Problem to work on: Copy the data below exactly. Any pictures in it should be omitted.

● ● ● ●

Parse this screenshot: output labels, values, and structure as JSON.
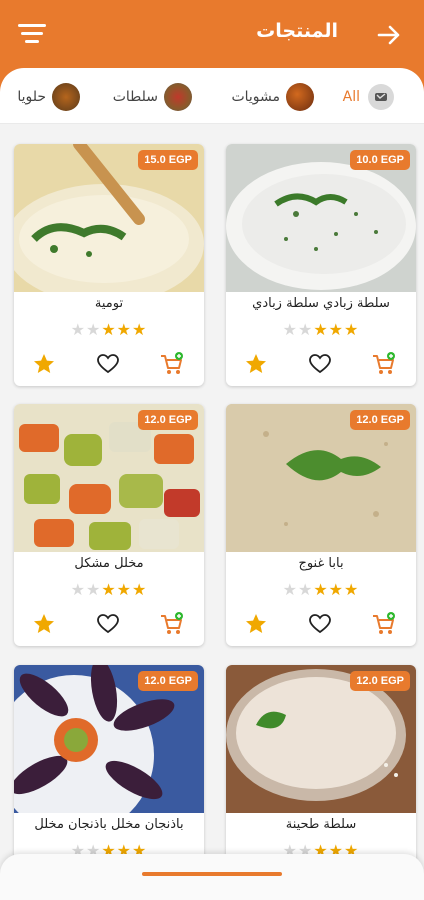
{
  "header": {
    "title": "المنتجات",
    "menu_icon": "filter-menu-icon",
    "back_icon": "arrow-right-icon"
  },
  "categories": [
    {
      "label": "All",
      "icon": "all-icon",
      "active": true
    },
    {
      "label": "مشويات",
      "icon": "grill-thumb"
    },
    {
      "label": "سلطات",
      "icon": "salad-thumb"
    },
    {
      "label": "حلويا",
      "icon": "dessert-thumb"
    }
  ],
  "products": [
    {
      "name": "سلطة زبادي سلطة زبادي",
      "price": "10.0 EGP",
      "rating": 3,
      "max": 5
    },
    {
      "name": "تومية",
      "price": "15.0 EGP",
      "rating": 3,
      "max": 5
    },
    {
      "name": "بابا غنوج",
      "price": "12.0 EGP",
      "rating": 3,
      "max": 5
    },
    {
      "name": "مخلل مشكل",
      "price": "12.0 EGP",
      "rating": 3,
      "max": 5
    },
    {
      "name": "سلطة طحينة",
      "price": "12.0 EGP",
      "rating": 3,
      "max": 5
    },
    {
      "name": "باذنجان مخلل باذنجان مخلل",
      "price": "12.0 EGP",
      "rating": 3,
      "max": 5
    }
  ],
  "colors": {
    "accent": "#e87a2d",
    "star": "#f0a800",
    "cart": "#e87a2d",
    "cart_plus": "#2eb82e"
  }
}
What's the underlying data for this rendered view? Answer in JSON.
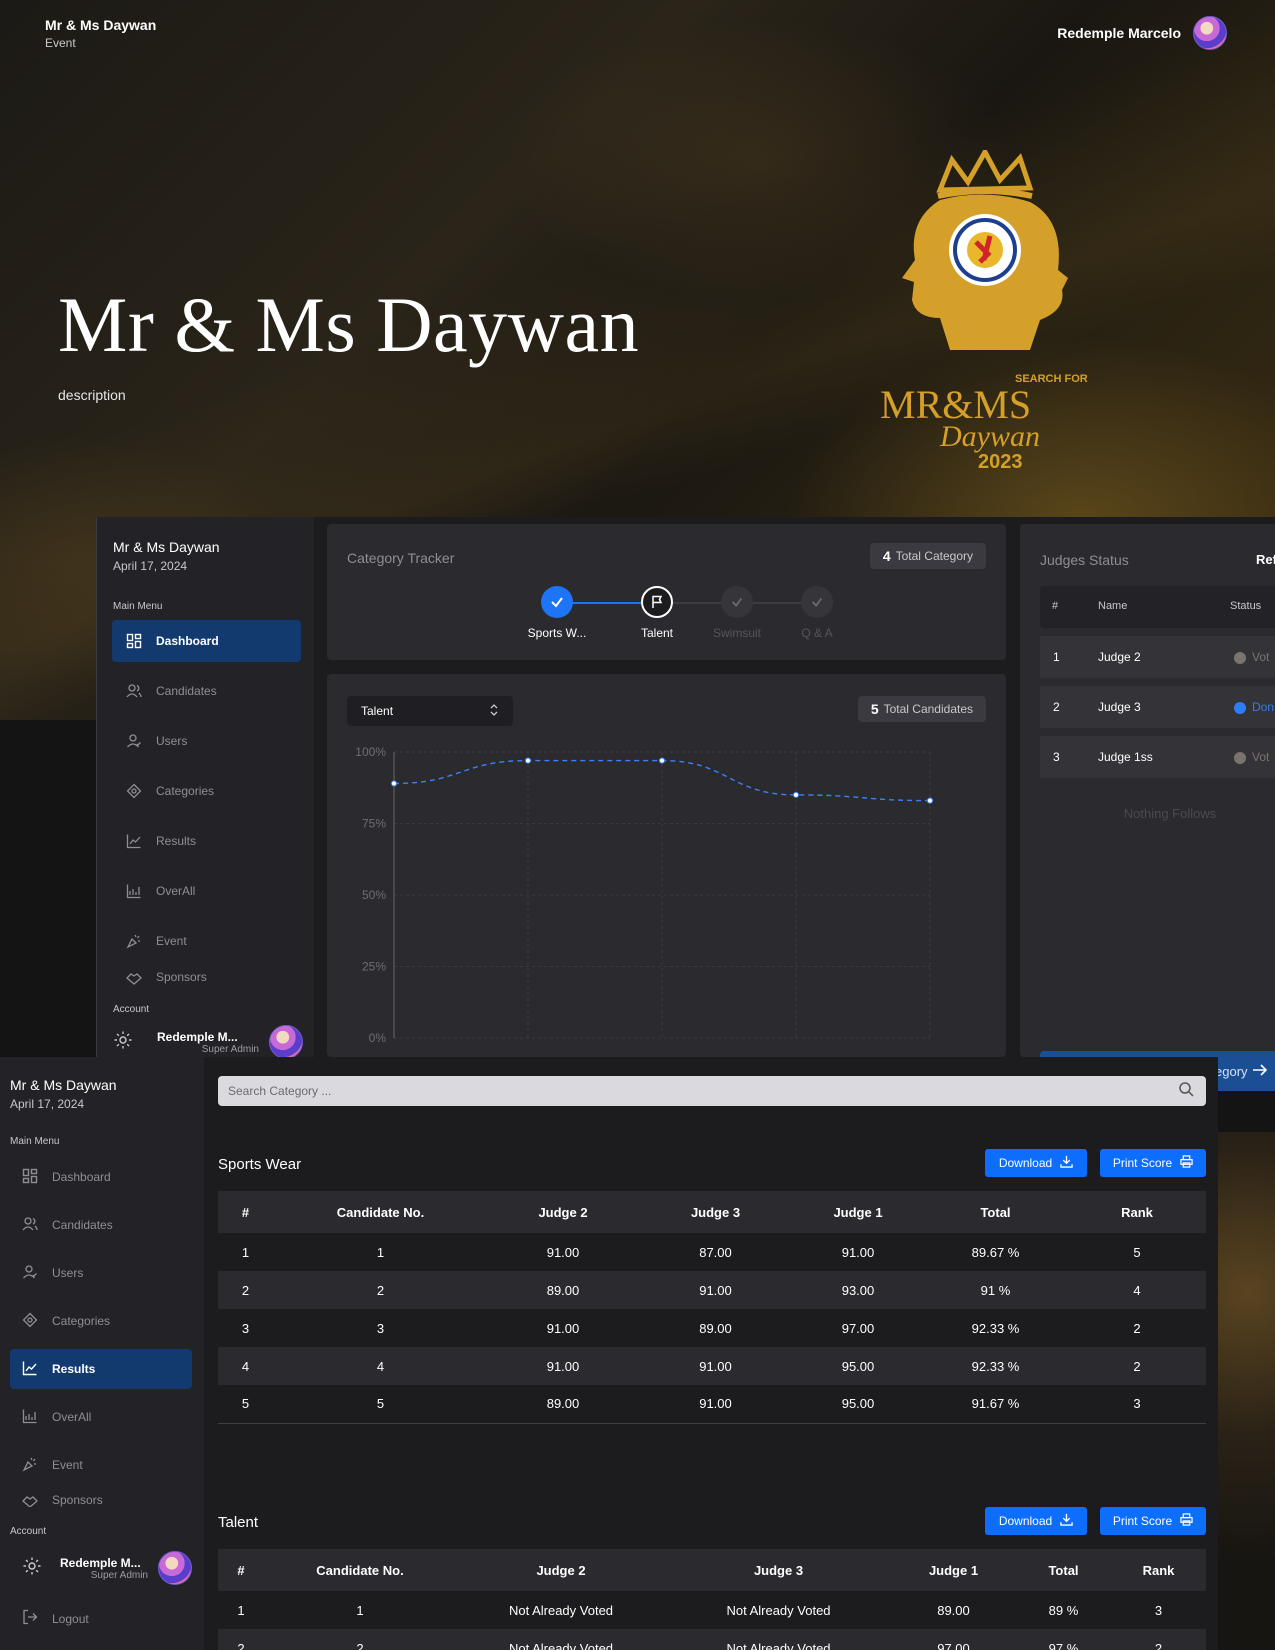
{
  "hero": {
    "brand_title": "Mr & Ms Daywan",
    "brand_sub": "Event",
    "user_name": "Redemple Marcelo",
    "title": "Mr & Ms Daywan",
    "description": "description",
    "logo": {
      "line1": "SEARCH FOR",
      "line2": "MR&MS",
      "line3": "Daywan",
      "year": "2023"
    }
  },
  "dashboard": {
    "app_title": "Mr & Ms Daywan",
    "app_date": "April 17, 2024",
    "main_menu_label": "Main Menu",
    "menu": [
      {
        "label": "Dashboard",
        "icon": "dashboard-icon"
      },
      {
        "label": "Candidates",
        "icon": "candidates-icon"
      },
      {
        "label": "Users",
        "icon": "users-icon"
      },
      {
        "label": "Categories",
        "icon": "categories-icon"
      },
      {
        "label": "Results",
        "icon": "results-icon"
      },
      {
        "label": "OverAll",
        "icon": "overall-icon"
      },
      {
        "label": "Event",
        "icon": "event-icon"
      },
      {
        "label": "Sponsors",
        "icon": "sponsors-icon"
      }
    ],
    "active_item": "Dashboard",
    "account_label": "Account",
    "account_name": "Redemple M...",
    "account_role": "Super Admin",
    "tracker": {
      "title": "Category Tracker",
      "total_count": "4",
      "total_label": "Total Category",
      "steps": [
        {
          "label": "Sports W...",
          "state": "done"
        },
        {
          "label": "Talent",
          "state": "current"
        },
        {
          "label": "Swimsuit",
          "state": "pending"
        },
        {
          "label": "Q & A",
          "state": "pending"
        }
      ]
    },
    "chart_card": {
      "selected_category": "Talent",
      "total_count": "5",
      "total_label": "Total Candidates"
    },
    "judges": {
      "title": "Judges Status",
      "refresh_label": "Ref",
      "headers": [
        "#",
        "Name",
        "Status"
      ],
      "rows": [
        {
          "num": "1",
          "name": "Judge 2",
          "status": "Vot",
          "status_color": "#7a746e"
        },
        {
          "num": "2",
          "name": "Judge 3",
          "status": "Don",
          "status_color": "#2f7df6"
        },
        {
          "num": "3",
          "name": "Judge 1ss",
          "status": "Vot",
          "status_color": "#7a746e"
        }
      ],
      "nothing_follows": "Nothing Follows",
      "next_button_label": "egory"
    }
  },
  "chart_data": {
    "type": "line",
    "x": [
      "1",
      "2",
      "3",
      "4",
      "5"
    ],
    "series": [
      {
        "values": [
          89,
          97,
          97,
          85,
          83
        ]
      }
    ],
    "y_tick_labels": [
      "100%",
      "75%",
      "50%",
      "25%",
      "0%"
    ],
    "ylim": [
      0,
      100
    ],
    "grid": true,
    "line_style": "dashed",
    "color": "#3b82f6"
  },
  "results": {
    "app_title": "Mr & Ms Daywan",
    "app_date": "April 17, 2024",
    "main_menu_label": "Main Menu",
    "menu": [
      {
        "label": "Dashboard"
      },
      {
        "label": "Candidates"
      },
      {
        "label": "Users"
      },
      {
        "label": "Categories"
      },
      {
        "label": "Results"
      },
      {
        "label": "OverAll"
      },
      {
        "label": "Event"
      },
      {
        "label": "Sponsors"
      }
    ],
    "active_item": "Results",
    "account_label": "Account",
    "account_name": "Redemple M...",
    "account_role": "Super Admin",
    "logout_label": "Logout",
    "search_placeholder": "Search Category ...",
    "download_label": "Download",
    "print_label": "Print Score",
    "sections": [
      {
        "title": "Sports Wear",
        "headers": [
          "#",
          "Candidate No.",
          "Judge 2",
          "Judge 3",
          "Judge 1",
          "Total",
          "Rank"
        ],
        "rows": [
          [
            "1",
            "1",
            "91.00",
            "87.00",
            "91.00",
            "89.67 %",
            "5"
          ],
          [
            "2",
            "2",
            "89.00",
            "91.00",
            "93.00",
            "91 %",
            "4"
          ],
          [
            "3",
            "3",
            "91.00",
            "89.00",
            "97.00",
            "92.33 %",
            "2"
          ],
          [
            "4",
            "4",
            "91.00",
            "91.00",
            "95.00",
            "92.33 %",
            "2"
          ],
          [
            "5",
            "5",
            "89.00",
            "91.00",
            "95.00",
            "91.67 %",
            "3"
          ]
        ]
      },
      {
        "title": "Talent",
        "headers": [
          "#",
          "Candidate No.",
          "Judge 2",
          "Judge 3",
          "Judge 1",
          "Total",
          "Rank"
        ],
        "rows": [
          [
            "1",
            "1",
            "Not Already Voted",
            "Not Already Voted",
            "89.00",
            "89 %",
            "3"
          ],
          [
            "2",
            "2",
            "Not Already Voted",
            "Not Already Voted",
            "97.00",
            "97 %",
            "2"
          ]
        ]
      }
    ]
  },
  "colors": {
    "accent": "#0d6efd",
    "active_nav": "#123a6e",
    "gold": "#d4a02a"
  }
}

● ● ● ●

Written response:
Parse this screenshot: output labels, values, and structure as JSON.
{
  "header": {
    "title": "المنتجات",
    "menu_icon": "filter-menu-icon",
    "back_icon": "arrow-right-icon"
  },
  "categories": [
    {
      "label": "All",
      "icon": "all-icon",
      "active": true
    },
    {
      "label": "مشويات",
      "icon": "grill-thumb"
    },
    {
      "label": "سلطات",
      "icon": "salad-thumb"
    },
    {
      "label": "حلويا",
      "icon": "dessert-thumb"
    }
  ],
  "products": [
    {
      "name": "سلطة زبادي سلطة زبادي",
      "price": "10.0 EGP",
      "rating": 3,
      "max": 5
    },
    {
      "name": "تومية",
      "price": "15.0 EGP",
      "rating": 3,
      "max": 5
    },
    {
      "name": "بابا غنوج",
      "price": "12.0 EGP",
      "rating": 3,
      "max": 5
    },
    {
      "name": "مخلل مشكل",
      "price": "12.0 EGP",
      "rating": 3,
      "max": 5
    },
    {
      "name": "سلطة طحينة",
      "price": "12.0 EGP",
      "rating": 3,
      "max": 5
    },
    {
      "name": "باذنجان مخلل باذنجان مخلل",
      "price": "12.0 EGP",
      "rating": 3,
      "max": 5
    }
  ],
  "colors": {
    "accent": "#e87a2d",
    "star": "#f0a800",
    "cart": "#e87a2d",
    "cart_plus": "#2eb82e"
  }
}
What's the underlying data for this rendered view? Answer in JSON.
{
  "hero": {
    "brand_title": "Mr & Ms Daywan",
    "brand_sub": "Event",
    "user_name": "Redemple Marcelo",
    "title": "Mr & Ms Daywan",
    "description": "description",
    "logo": {
      "line1": "SEARCH FOR",
      "line2": "MR&MS",
      "line3": "Daywan",
      "year": "2023"
    }
  },
  "dashboard": {
    "app_title": "Mr & Ms Daywan",
    "app_date": "April 17, 2024",
    "main_menu_label": "Main Menu",
    "menu": [
      {
        "label": "Dashboard",
        "icon": "dashboard-icon"
      },
      {
        "label": "Candidates",
        "icon": "candidates-icon"
      },
      {
        "label": "Users",
        "icon": "users-icon"
      },
      {
        "label": "Categories",
        "icon": "categories-icon"
      },
      {
        "label": "Results",
        "icon": "results-icon"
      },
      {
        "label": "OverAll",
        "icon": "overall-icon"
      },
      {
        "label": "Event",
        "icon": "event-icon"
      },
      {
        "label": "Sponsors",
        "icon": "sponsors-icon"
      }
    ],
    "active_item": "Dashboard",
    "account_label": "Account",
    "account_name": "Redemple M...",
    "account_role": "Super Admin",
    "tracker": {
      "title": "Category Tracker",
      "total_count": "4",
      "total_label": "Total Category",
      "steps": [
        {
          "label": "Sports W...",
          "state": "done"
        },
        {
          "label": "Talent",
          "state": "current"
        },
        {
          "label": "Swimsuit",
          "state": "pending"
        },
        {
          "label": "Q & A",
          "state": "pending"
        }
      ]
    },
    "chart_card": {
      "selected_category": "Talent",
      "total_count": "5",
      "total_label": "Total Candidates"
    },
    "judges": {
      "title": "Judges Status",
      "refresh_label": "Ref",
      "headers": [
        "#",
        "Name",
        "Status"
      ],
      "rows": [
        {
          "num": "1",
          "name": "Judge 2",
          "status": "Vot",
          "status_color": "#7a746e"
        },
        {
          "num": "2",
          "name": "Judge 3",
          "status": "Don",
          "status_color": "#2f7df6"
        },
        {
          "num": "3",
          "name": "Judge 1ss",
          "status": "Vot",
          "status_color": "#7a746e"
        }
      ],
      "nothing_follows": "Nothing Follows",
      "next_button_label": "egory"
    }
  },
  "chart_data": {
    "type": "line",
    "x": [
      "1",
      "2",
      "3",
      "4",
      "5"
    ],
    "series": [
      {
        "values": [
          89,
          97,
          97,
          85,
          83
        ]
      }
    ],
    "y_tick_labels": [
      "100%",
      "75%",
      "50%",
      "25%",
      "0%"
    ],
    "ylim": [
      0,
      100
    ],
    "grid": true,
    "line_style": "dashed",
    "color": "#3b82f6"
  },
  "results": {
    "app_title": "Mr & Ms Daywan",
    "app_date": "April 17, 2024",
    "main_menu_label": "Main Menu",
    "menu": [
      {
        "label": "Dashboard"
      },
      {
        "label": "Candidates"
      },
      {
        "label": "Users"
      },
      {
        "label": "Categories"
      },
      {
        "label": "Results"
      },
      {
        "label": "OverAll"
      },
      {
        "label": "Event"
      },
      {
        "label": "Sponsors"
      }
    ],
    "active_item": "Results",
    "account_label": "Account",
    "account_name": "Redemple M...",
    "account_role": "Super Admin",
    "logout_label": "Logout",
    "search_placeholder": "Search Category ...",
    "download_label": "Download",
    "print_label": "Print Score",
    "sections": [
      {
        "title": "Sports Wear",
        "headers": [
          "#",
          "Candidate No.",
          "Judge 2",
          "Judge 3",
          "Judge 1",
          "Total",
          "Rank"
        ],
        "rows": [
          [
            "1",
            "1",
            "91.00",
            "87.00",
            "91.00",
            "89.67 %",
            "5"
          ],
          [
            "2",
            "2",
            "89.00",
            "91.00",
            "93.00",
            "91 %",
            "4"
          ],
          [
            "3",
            "3",
            "91.00",
            "89.00",
            "97.00",
            "92.33 %",
            "2"
          ],
          [
            "4",
            "4",
            "91.00",
            "91.00",
            "95.00",
            "92.33 %",
            "2"
          ],
          [
            "5",
            "5",
            "89.00",
            "91.00",
            "95.00",
            "91.67 %",
            "3"
          ]
        ]
      },
      {
        "title": "Talent",
        "headers": [
          "#",
          "Candidate No.",
          "Judge 2",
          "Judge 3",
          "Judge 1",
          "Total",
          "Rank"
        ],
        "rows": [
          [
            "1",
            "1",
            "Not Already Voted",
            "Not Already Voted",
            "89.00",
            "89 %",
            "3"
          ],
          [
            "2",
            "2",
            "Not Already Voted",
            "Not Already Voted",
            "97.00",
            "97 %",
            "2"
          ]
        ]
      }
    ]
  },
  "colors": {
    "accent": "#0d6efd",
    "active_nav": "#123a6e",
    "gold": "#d4a02a"
  }
}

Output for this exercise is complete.